The recent events in the Turkish occupied Karpasia has caused turmoil among the enclaved Greek Cypriots living in the area. According to newspaper Phileleftheros at least five houses were recently taken over by illegal settlers from Turkey after the death of their rightful owners while the occupation authorities did anything about it. This practice had stopped a long time ago but appears to be making a comeback especially after the occupying authorities force the enclaved Greek Cypriots to appoint a property manager who will take their property after their death instead of being given to their legal heirs.
Who are the enclaved Greek Cypriots?
As a consequence of the tragedy brought about by the first and second rounds of the Turkish invasion on 20 July and 15 August 1974, about 200.000 Greek Cypriots, who lived in the areas occupied by the Turkish troops, were compelled by force to leave their homes and properties and move to the free areas.
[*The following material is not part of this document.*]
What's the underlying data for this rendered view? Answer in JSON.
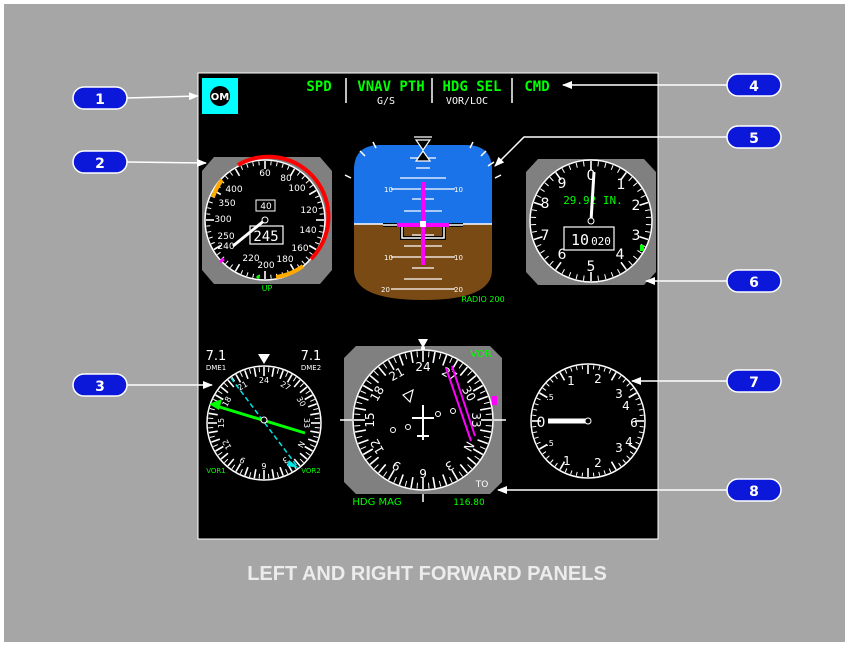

They became refugees in their own land. However, despite the policy of terror implemented by Turkish troops, the hardships, oppressions, intimidations and threats, about 12.300 people refused to leave their homes in the area occupied by the invaders and tried to keep their possessions – their land, their homes and their property. Since then, these people have been known as the enclaved and their plight has been one of the most tragic aspects of the Cyprus problem.